Once again the burn process proper provoked no troubles: you see a smooth and clear graph without slowdowns or jaggedness. It’s not so good with the quality of the resulting disc. The PIE/PIF rates grow up at the outermost tracks. The PI error rate is close to the acceptable maximum, while the PI failure rate exceeds it by a factor of five. Alas, I can’t consider this result as satisfactory.
It’s strange but these results suggest that it’s all right with the Beta and Jitter parameters of the recorded disc. The TA Test, however, shows that the drive doesn’t maintain the required pit/land lengths on the outermost tracks of the disc: Jitter is higher there and the Peak Shift value is far from perfect. If you again return to the Beta graph, you can notice that the laser power was increased at the area where the number of errors is high. The drive must have made a mistake, deciding to increase the laser power on the most problematic section of the disc. It shouldn’t have done so. Let’s see if it did the same mistake at 4x burn speed?
The burn session was again completed successfully, but we’ve already seen that this fact alone doesn’t guarantee anything. And you can really see a huge amount of errors (the PI error and failure rates are five and fifty times, respectively, above the normal level) on the entire surface of the disc, so the quality is unacceptable and the disc is in fact unreadable. I can’t show you the Beta and Jitter graphs just because the disc couldn’t pass the test.

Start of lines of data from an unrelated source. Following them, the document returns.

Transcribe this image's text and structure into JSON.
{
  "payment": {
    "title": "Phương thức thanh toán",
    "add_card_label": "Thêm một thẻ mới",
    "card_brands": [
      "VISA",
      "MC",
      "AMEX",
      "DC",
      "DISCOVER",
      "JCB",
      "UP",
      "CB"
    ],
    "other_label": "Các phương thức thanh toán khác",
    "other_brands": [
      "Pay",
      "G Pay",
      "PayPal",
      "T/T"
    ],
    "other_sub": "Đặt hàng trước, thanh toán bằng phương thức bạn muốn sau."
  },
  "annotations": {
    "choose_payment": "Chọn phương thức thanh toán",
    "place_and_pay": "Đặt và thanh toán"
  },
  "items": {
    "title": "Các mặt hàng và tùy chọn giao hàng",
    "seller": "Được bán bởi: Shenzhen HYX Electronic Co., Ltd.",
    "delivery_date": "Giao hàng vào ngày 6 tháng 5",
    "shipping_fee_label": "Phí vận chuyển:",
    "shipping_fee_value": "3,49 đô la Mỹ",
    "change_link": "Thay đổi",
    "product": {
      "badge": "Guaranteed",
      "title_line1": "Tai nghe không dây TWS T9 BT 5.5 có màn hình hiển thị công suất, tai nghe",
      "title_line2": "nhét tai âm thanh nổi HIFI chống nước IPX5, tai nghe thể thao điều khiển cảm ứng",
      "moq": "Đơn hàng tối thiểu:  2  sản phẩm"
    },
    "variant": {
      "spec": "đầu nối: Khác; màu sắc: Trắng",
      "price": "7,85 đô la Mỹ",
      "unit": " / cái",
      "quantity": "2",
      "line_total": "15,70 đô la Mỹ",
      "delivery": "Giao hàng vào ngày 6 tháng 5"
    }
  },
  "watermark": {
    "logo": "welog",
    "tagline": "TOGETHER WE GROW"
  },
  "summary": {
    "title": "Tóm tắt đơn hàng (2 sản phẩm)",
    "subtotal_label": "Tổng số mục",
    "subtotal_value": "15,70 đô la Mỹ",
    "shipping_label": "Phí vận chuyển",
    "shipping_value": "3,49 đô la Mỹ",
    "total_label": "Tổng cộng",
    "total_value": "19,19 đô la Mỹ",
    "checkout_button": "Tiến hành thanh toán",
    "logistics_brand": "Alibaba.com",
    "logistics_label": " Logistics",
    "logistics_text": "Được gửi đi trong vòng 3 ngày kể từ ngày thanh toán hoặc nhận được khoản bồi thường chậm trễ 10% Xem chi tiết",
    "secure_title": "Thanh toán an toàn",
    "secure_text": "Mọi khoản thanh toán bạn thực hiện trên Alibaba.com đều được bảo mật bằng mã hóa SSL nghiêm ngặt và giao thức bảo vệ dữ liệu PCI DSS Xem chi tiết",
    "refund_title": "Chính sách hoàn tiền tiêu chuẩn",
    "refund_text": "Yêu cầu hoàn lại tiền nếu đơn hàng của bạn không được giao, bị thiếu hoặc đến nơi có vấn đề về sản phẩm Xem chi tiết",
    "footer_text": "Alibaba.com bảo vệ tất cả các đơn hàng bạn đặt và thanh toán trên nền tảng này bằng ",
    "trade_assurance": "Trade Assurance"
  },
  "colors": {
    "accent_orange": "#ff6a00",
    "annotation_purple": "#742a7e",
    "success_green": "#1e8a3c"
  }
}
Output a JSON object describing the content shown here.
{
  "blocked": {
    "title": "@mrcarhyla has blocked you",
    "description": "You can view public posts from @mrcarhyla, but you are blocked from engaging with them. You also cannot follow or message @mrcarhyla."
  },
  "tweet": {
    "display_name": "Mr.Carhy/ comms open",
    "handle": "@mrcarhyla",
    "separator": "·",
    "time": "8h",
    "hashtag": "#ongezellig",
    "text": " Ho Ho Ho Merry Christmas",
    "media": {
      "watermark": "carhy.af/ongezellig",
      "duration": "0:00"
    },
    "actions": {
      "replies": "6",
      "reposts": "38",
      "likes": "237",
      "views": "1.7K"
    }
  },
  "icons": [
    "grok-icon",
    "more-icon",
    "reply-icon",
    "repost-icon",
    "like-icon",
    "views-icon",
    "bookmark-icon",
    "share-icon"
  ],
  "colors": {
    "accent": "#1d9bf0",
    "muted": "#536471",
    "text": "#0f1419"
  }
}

Summing up the tests performed in this section of the review I should note that the drive burns DVD-RW discs almost ideally, but has serious problems with the DVD+RW format. At the min burn speed it produced a disc of an acceptable quality (the quality would be even good if it were not for the outermost tracks), but the disc recorded at 4x speed turned to be unreadable. This is a serious fault of the drive which makes one think of alternative products. On the other hand, everything is all right if you don’t work with DVD+RW media.